__Task requirements__: Reproduce the listing in full. Omit the pictures.

__Material shown__:
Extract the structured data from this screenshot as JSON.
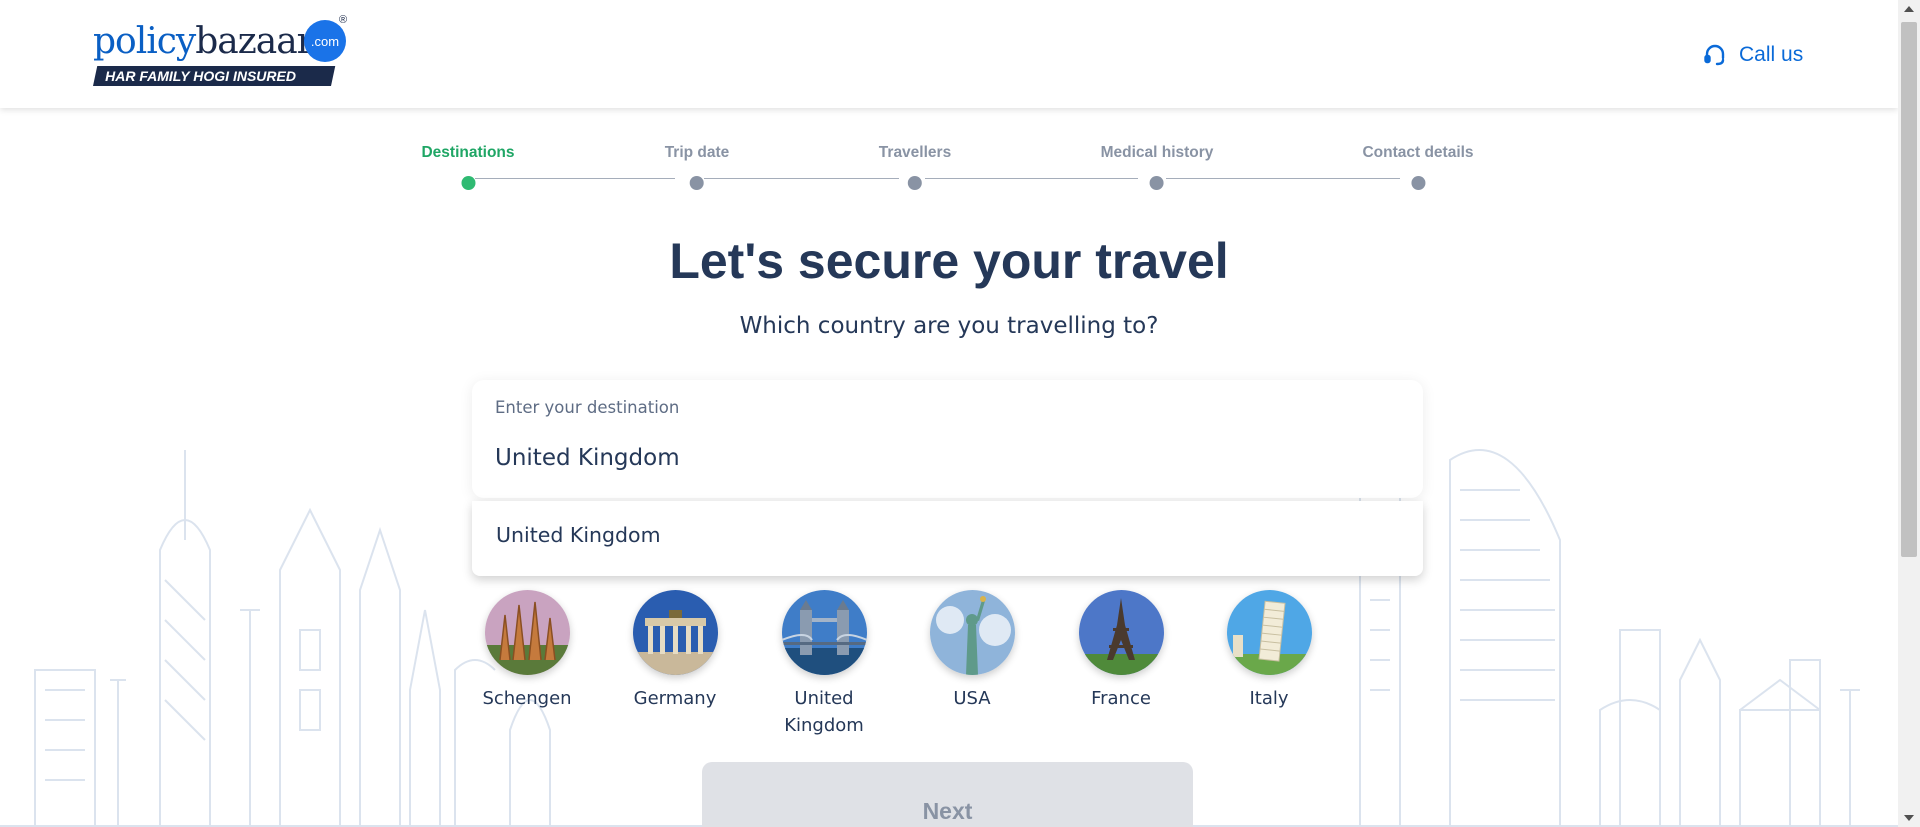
{
  "header": {
    "logo": {
      "word_part1": "policy",
      "word_part2": "bazaar",
      "dot": ".com",
      "registered": "®",
      "tagline": "HAR FAMILY HOGI INSURED"
    },
    "call_us_label": "Call us"
  },
  "stepper": {
    "steps": [
      {
        "label": "Destinations",
        "state": "active"
      },
      {
        "label": "Trip date",
        "state": "pending"
      },
      {
        "label": "Travellers",
        "state": "pending"
      },
      {
        "label": "Medical history",
        "state": "pending"
      },
      {
        "label": "Contact details",
        "state": "pending"
      }
    ]
  },
  "main": {
    "title": "Let's secure your travel",
    "subtitle": "Which country are you travelling to?"
  },
  "destination_input": {
    "label": "Enter your destination",
    "value": "United Kingdom"
  },
  "suggestions": [
    "United Kingdom"
  ],
  "countries": [
    {
      "name": "Schengen",
      "icon": "sagrada-familia-icon"
    },
    {
      "name": "Germany",
      "icon": "brandenburg-gate-icon"
    },
    {
      "name": "United Kingdom",
      "icon": "tower-bridge-icon"
    },
    {
      "name": "USA",
      "icon": "statue-of-liberty-icon"
    },
    {
      "name": "France",
      "icon": "eiffel-tower-icon"
    },
    {
      "name": "Italy",
      "icon": "leaning-tower-icon"
    }
  ],
  "next_button_label": "Next",
  "colors": {
    "brand_blue": "#0a6ad8",
    "active_step": "#2fba72",
    "text_dark": "#253858",
    "muted": "#8993a4",
    "disabled_button": "#dfe1e6"
  }
}
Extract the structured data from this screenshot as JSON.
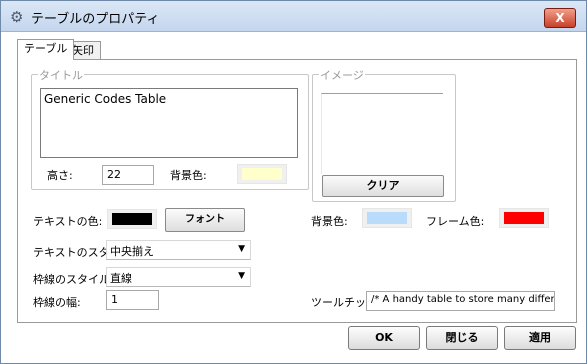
{
  "window": {
    "title": "テーブルのプロパティ",
    "close_label": "X"
  },
  "tabs": [
    {
      "label": "テーブル"
    },
    {
      "label": "矢印"
    }
  ],
  "title_group": {
    "label": "タイトル",
    "text": "Generic Codes Table"
  },
  "height": {
    "label": "高さ:",
    "value": "22"
  },
  "title_bg": {
    "label": "背景色:",
    "color": "#ffffcc"
  },
  "image_group": {
    "label": "イメージ",
    "clear_label": "クリア"
  },
  "text_color": {
    "label": "テキストの色:",
    "color": "#000000",
    "font_button": "フォント"
  },
  "right_colors": {
    "bg_label": "背景色:",
    "bg_color": "#b9dcfc",
    "frame_label": "フレーム色:",
    "frame_color": "#ff0000"
  },
  "text_style": {
    "label": "テキストのスタイル:",
    "value": "中央揃え"
  },
  "border_style": {
    "label": "枠線のスタイル:",
    "value": "直線"
  },
  "border_width": {
    "label": "枠線の幅:",
    "value": "1"
  },
  "tooltip": {
    "label": "ツールチップ:",
    "value": "/* A handy table to store many differe"
  },
  "footer": {
    "ok": "OK",
    "close": "閉じる",
    "apply": "適用"
  }
}
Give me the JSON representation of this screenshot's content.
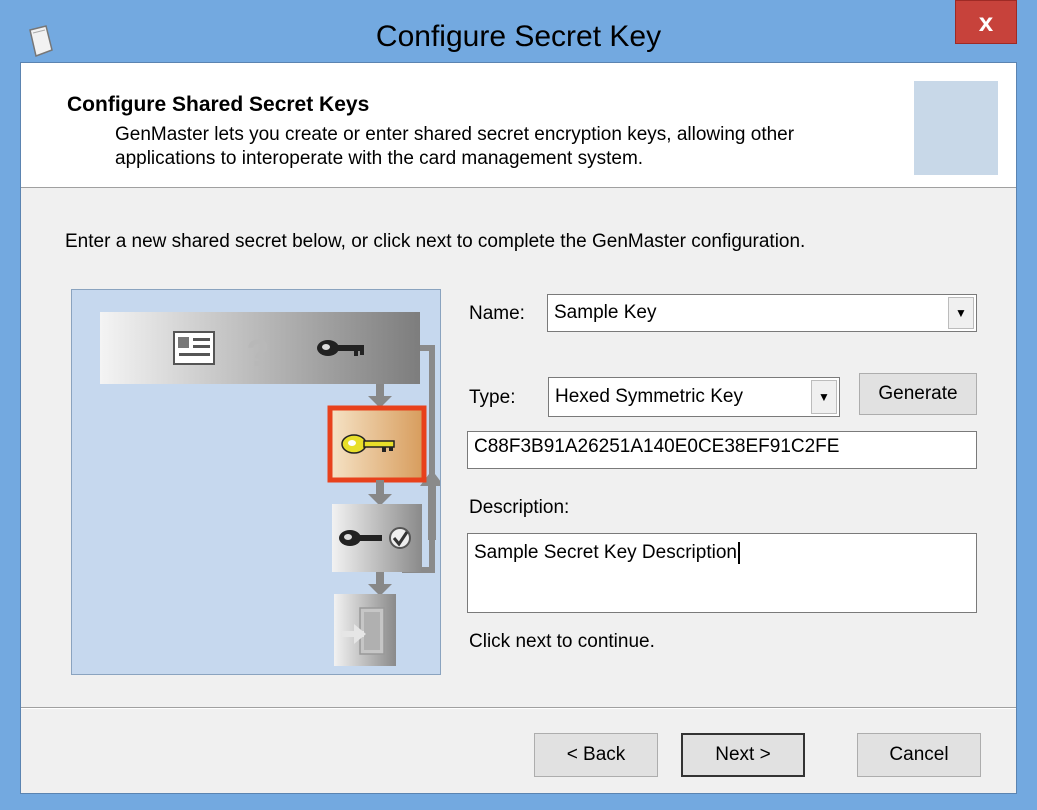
{
  "window": {
    "title": "Configure Secret Key",
    "close_label": "x"
  },
  "header": {
    "title": "Configure Shared Secret Keys",
    "description": "GenMaster lets you create or enter shared secret encryption keys, allowing other applications to interoperate with the card management system."
  },
  "intro": "Enter a new shared secret below, or click next to complete the GenMaster configuration.",
  "form": {
    "name_label": "Name:",
    "name_value": "Sample Key",
    "type_label": "Type:",
    "type_value": "Hexed Symmetric Key",
    "generate_label": "Generate",
    "key_value": "C88F3B91A26251A140E0CE38EF91C2FE",
    "description_label": "Description:",
    "description_value": "Sample Secret Key Description",
    "hint": "Click next to continue."
  },
  "illustration": {
    "question_mark": "?"
  },
  "buttons": {
    "back": "< Back",
    "next": "Next >",
    "cancel": "Cancel"
  },
  "colors": {
    "titlebar": "#73a9e0",
    "close_button": "#c7423b",
    "highlight_border": "#e8411c",
    "illustration_bg": "#c6d8ee",
    "key_yellow": "#e8df2a"
  }
}
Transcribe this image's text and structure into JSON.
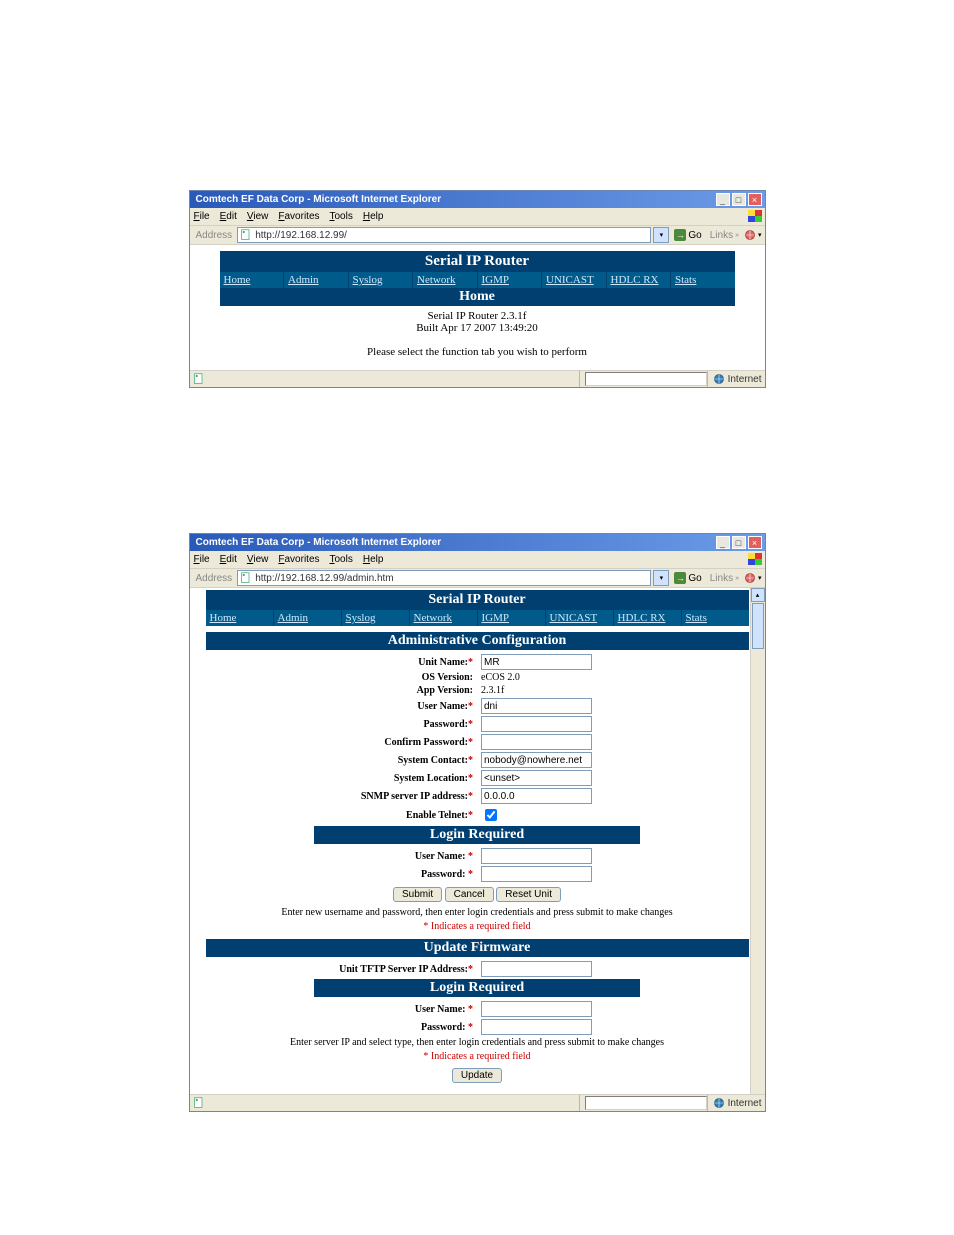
{
  "window1": {
    "title": "Comtech EF Data Corp - Microsoft Internet Explorer",
    "menu": [
      "File",
      "Edit",
      "View",
      "Favorites",
      "Tools",
      "Help"
    ],
    "address_label": "Address",
    "url": "http://192.168.12.99/",
    "go_label": "Go",
    "links_label": "Links",
    "header": "Serial IP Router",
    "tabs": [
      "Home",
      "Admin",
      "Syslog",
      "Network",
      "IGMP",
      "UNICAST",
      "HDLC RX",
      "Stats"
    ],
    "section": "Home",
    "version_line": "Serial IP Router 2.3.1f",
    "build_line": "Built Apr 17 2007 13:49:20",
    "instruction": "Please select the function tab you wish to perform",
    "status_zone": "Internet"
  },
  "window2": {
    "title": "Comtech EF Data Corp - Microsoft Internet Explorer",
    "menu": [
      "File",
      "Edit",
      "View",
      "Favorites",
      "Tools",
      "Help"
    ],
    "address_label": "Address",
    "url": "http://192.168.12.99/admin.htm",
    "go_label": "Go",
    "links_label": "Links",
    "header": "Serial IP Router",
    "tabs": [
      "Home",
      "Admin",
      "Syslog",
      "Network",
      "IGMP",
      "UNICAST",
      "HDLC RX",
      "Stats"
    ],
    "admin_section": "Administrative Configuration",
    "admin": {
      "unit_name_label": "Unit Name:",
      "unit_name_value": "MR",
      "os_version_label": "OS Version:",
      "os_version_value": "eCOS 2.0",
      "app_version_label": "App Version:",
      "app_version_value": "2.3.1f",
      "user_name_label": "User Name:",
      "user_name_value": "dni",
      "password_label": "Password:",
      "confirm_password_label": "Confirm Password:",
      "system_contact_label": "System Contact:",
      "system_contact_value": "nobody@nowhere.net",
      "system_location_label": "System Location:",
      "system_location_value": "<unset>",
      "snmp_ip_label": "SNMP server IP address:",
      "snmp_ip_value": "0.0.0.0",
      "enable_telnet_label": "Enable Telnet:"
    },
    "login_band": "Login Required",
    "login1": {
      "user_name_label": "User Name:",
      "password_label": "Password:",
      "submit": "Submit",
      "cancel": "Cancel",
      "reset": "Reset Unit",
      "note": "Enter new username and password, then enter login credentials and press submit to make changes"
    },
    "required_note": "* Indicates a required field",
    "firmware_section": "Update Firmware",
    "firmware": {
      "tftp_label": "Unit TFTP Server IP Address:"
    },
    "login2": {
      "user_name_label": "User Name:",
      "password_label": "Password:",
      "note": "Enter server IP and select type, then enter login credentials and press submit to make changes"
    },
    "update_btn": "Update",
    "status_zone": "Internet"
  }
}
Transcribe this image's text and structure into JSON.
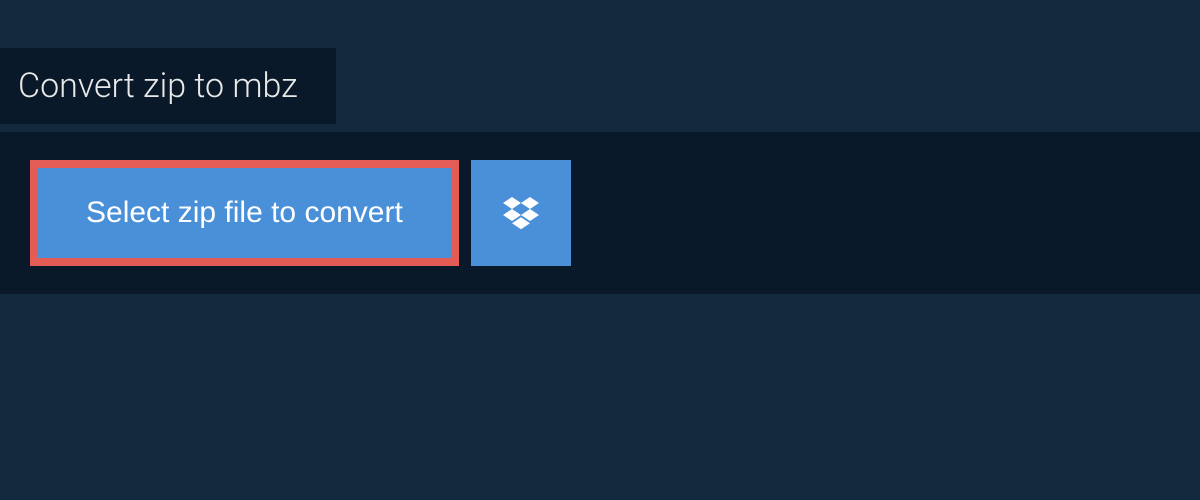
{
  "header": {
    "tab_label": "Convert zip to mbz"
  },
  "actions": {
    "select_file_label": "Select zip file to convert"
  }
}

__Task output__:
Extract the structured data from this screenshot as JSON.
{
  "header": {
    "logo": {
      "word_part1": "policy",
      "word_part2": "bazaar",
      "dot": ".com",
      "registered": "®",
      "tagline": "HAR FAMILY HOGI INSURED"
    },
    "call_us_label": "Call us"
  },
  "stepper": {
    "steps": [
      {
        "label": "Destinations",
        "state": "active"
      },
      {
        "label": "Trip date",
        "state": "pending"
      },
      {
        "label": "Travellers",
        "state": "pending"
      },
      {
        "label": "Medical history",
        "state": "pending"
      },
      {
        "label": "Contact details",
        "state": "pending"
      }
    ]
  },
  "main": {
    "title": "Let's secure your travel",
    "subtitle": "Which country are you travelling to?"
  },
  "destination_input": {
    "label": "Enter your destination",
    "value": "United Kingdom"
  },
  "suggestions": [
    "United Kingdom"
  ],
  "countries": [
    {
      "name": "Schengen",
      "icon": "sagrada-familia-icon"
    },
    {
      "name": "Germany",
      "icon": "brandenburg-gate-icon"
    },
    {
      "name": "United Kingdom",
      "icon": "tower-bridge-icon"
    },
    {
      "name": "USA",
      "icon": "statue-of-liberty-icon"
    },
    {
      "name": "France",
      "icon": "eiffel-tower-icon"
    },
    {
      "name": "Italy",
      "icon": "leaning-tower-icon"
    }
  ],
  "next_button_label": "Next",
  "colors": {
    "brand_blue": "#0a6ad8",
    "active_step": "#2fba72",
    "text_dark": "#253858",
    "muted": "#8993a4",
    "disabled_button": "#dfe1e6"
  }
}
Extract the structured data from this screenshot as JSON.
{
  "window": {
    "title": "テーブルのプロパティ",
    "close_label": "X"
  },
  "tabs": [
    {
      "label": "テーブル"
    },
    {
      "label": "矢印"
    }
  ],
  "title_group": {
    "label": "タイトル",
    "text": "Generic Codes Table"
  },
  "height": {
    "label": "高さ:",
    "value": "22"
  },
  "title_bg": {
    "label": "背景色:",
    "color": "#ffffcc"
  },
  "image_group": {
    "label": "イメージ",
    "clear_label": "クリア"
  },
  "text_color": {
    "label": "テキストの色:",
    "color": "#000000",
    "font_button": "フォント"
  },
  "right_colors": {
    "bg_label": "背景色:",
    "bg_color": "#b9dcfc",
    "frame_label": "フレーム色:",
    "frame_color": "#ff0000"
  },
  "text_style": {
    "label": "テキストのスタイル:",
    "value": "中央揃え"
  },
  "border_style": {
    "label": "枠線のスタイル:",
    "value": "直線"
  },
  "border_width": {
    "label": "枠線の幅:",
    "value": "1"
  },
  "tooltip": {
    "label": "ツールチップ:",
    "value": "/* A handy table to store many differe"
  },
  "footer": {
    "ok": "OK",
    "close": "閉じる",
    "apply": "適用"
  }
}
Give me the JSON representation of this screenshot's content.
{
  "window": {
    "title": "Configure Secret Key",
    "close_label": "x"
  },
  "header": {
    "title": "Configure Shared Secret Keys",
    "description": "GenMaster lets you create or enter shared secret encryption keys, allowing other applications to interoperate with the card management system."
  },
  "intro": "Enter a new shared secret below, or click next to complete the GenMaster configuration.",
  "form": {
    "name_label": "Name:",
    "name_value": "Sample Key",
    "type_label": "Type:",
    "type_value": "Hexed Symmetric Key",
    "generate_label": "Generate",
    "key_value": "C88F3B91A26251A140E0CE38EF91C2FE",
    "description_label": "Description:",
    "description_value": "Sample Secret Key Description",
    "hint": "Click next to continue."
  },
  "illustration": {
    "question_mark": "?"
  },
  "buttons": {
    "back": "< Back",
    "next": "Next >",
    "cancel": "Cancel"
  },
  "colors": {
    "titlebar": "#73a9e0",
    "close_button": "#c7423b",
    "highlight_border": "#e8411c",
    "illustration_bg": "#c6d8ee",
    "key_yellow": "#e8df2a"
  }
}
Transcribe this image's text and structure into JSON.
{
  "window1": {
    "title": "Comtech EF Data Corp - Microsoft Internet Explorer",
    "menu": [
      "File",
      "Edit",
      "View",
      "Favorites",
      "Tools",
      "Help"
    ],
    "address_label": "Address",
    "url": "http://192.168.12.99/",
    "go_label": "Go",
    "links_label": "Links",
    "header": "Serial IP Router",
    "tabs": [
      "Home",
      "Admin",
      "Syslog",
      "Network",
      "IGMP",
      "UNICAST",
      "HDLC RX",
      "Stats"
    ],
    "section": "Home",
    "version_line": "Serial IP Router 2.3.1f",
    "build_line": "Built Apr 17 2007 13:49:20",
    "instruction": "Please select the function tab you wish to perform",
    "status_zone": "Internet"
  },
  "window2": {
    "title": "Comtech EF Data Corp - Microsoft Internet Explorer",
    "menu": [
      "File",
      "Edit",
      "View",
      "Favorites",
      "Tools",
      "Help"
    ],
    "address_label": "Address",
    "url": "http://192.168.12.99/admin.htm",
    "go_label": "Go",
    "links_label": "Links",
    "header": "Serial IP Router",
    "tabs": [
      "Home",
      "Admin",
      "Syslog",
      "Network",
      "IGMP",
      "UNICAST",
      "HDLC RX",
      "Stats"
    ],
    "admin_section": "Administrative Configuration",
    "admin": {
      "unit_name_label": "Unit Name:",
      "unit_name_value": "MR",
      "os_version_label": "OS Version:",
      "os_version_value": "eCOS 2.0",
      "app_version_label": "App Version:",
      "app_version_value": "2.3.1f",
      "user_name_label": "User Name:",
      "user_name_value": "dni",
      "password_label": "Password:",
      "confirm_password_label": "Confirm Password:",
      "system_contact_label": "System Contact:",
      "system_contact_value": "nobody@nowhere.net",
      "system_location_label": "System Location:",
      "system_location_value": "<unset>",
      "snmp_ip_label": "SNMP server IP address:",
      "snmp_ip_value": "0.0.0.0",
      "enable_telnet_label": "Enable Telnet:"
    },
    "login_band": "Login Required",
    "login1": {
      "user_name_label": "User Name:",
      "password_label": "Password:",
      "submit": "Submit",
      "cancel": "Cancel",
      "reset": "Reset Unit",
      "note": "Enter new username and password, then enter login credentials and press submit to make changes"
    },
    "required_note": "* Indicates a required field",
    "firmware_section": "Update Firmware",
    "firmware": {
      "tftp_label": "Unit TFTP Server IP Address:"
    },
    "login2": {
      "user_name_label": "User Name:",
      "password_label": "Password:",
      "note": "Enter server IP and select type, then enter login credentials and press submit to make changes"
    },
    "update_btn": "Update",
    "status_zone": "Internet"
  }
}
Transcribe this image's text and structure into JSON.
{
  "header": {
    "tab_label": "Convert zip to mbz"
  },
  "actions": {
    "select_file_label": "Select zip file to convert"
  }
}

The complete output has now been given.